- _What is expected_
Every record must be copied exactly, from first line to last.

▬▬▬

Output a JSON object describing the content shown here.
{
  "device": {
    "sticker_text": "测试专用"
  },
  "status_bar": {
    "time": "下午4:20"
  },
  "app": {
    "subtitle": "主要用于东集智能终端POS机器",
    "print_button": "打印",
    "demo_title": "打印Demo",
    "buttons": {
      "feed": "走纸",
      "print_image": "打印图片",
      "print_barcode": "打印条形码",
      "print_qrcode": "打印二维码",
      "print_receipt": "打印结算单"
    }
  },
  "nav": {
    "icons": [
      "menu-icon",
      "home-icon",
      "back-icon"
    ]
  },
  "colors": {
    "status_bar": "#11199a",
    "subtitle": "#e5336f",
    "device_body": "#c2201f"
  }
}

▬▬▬

- _Written response_
Output a JSON object describing the content shown here.
{
  "device": {
    "sticker_text": "测试专用"
  },
  "status_bar": {
    "time": "下午4:20"
  },
  "app": {
    "subtitle": "主要用于东集智能终端POS机器",
    "print_button": "打印",
    "demo_title": "打印Demo",
    "buttons": {
      "feed": "走纸",
      "print_image": "打印图片",
      "print_barcode": "打印条形码",
      "print_qrcode": "打印二维码",
      "print_receipt": "打印结算单"
    }
  },
  "nav": {
    "icons": [
      "menu-icon",
      "home-icon",
      "back-icon"
    ]
  },
  "colors": {
    "status_bar": "#11199a",
    "subtitle": "#e5336f",
    "device_body": "#c2201f"
  }
}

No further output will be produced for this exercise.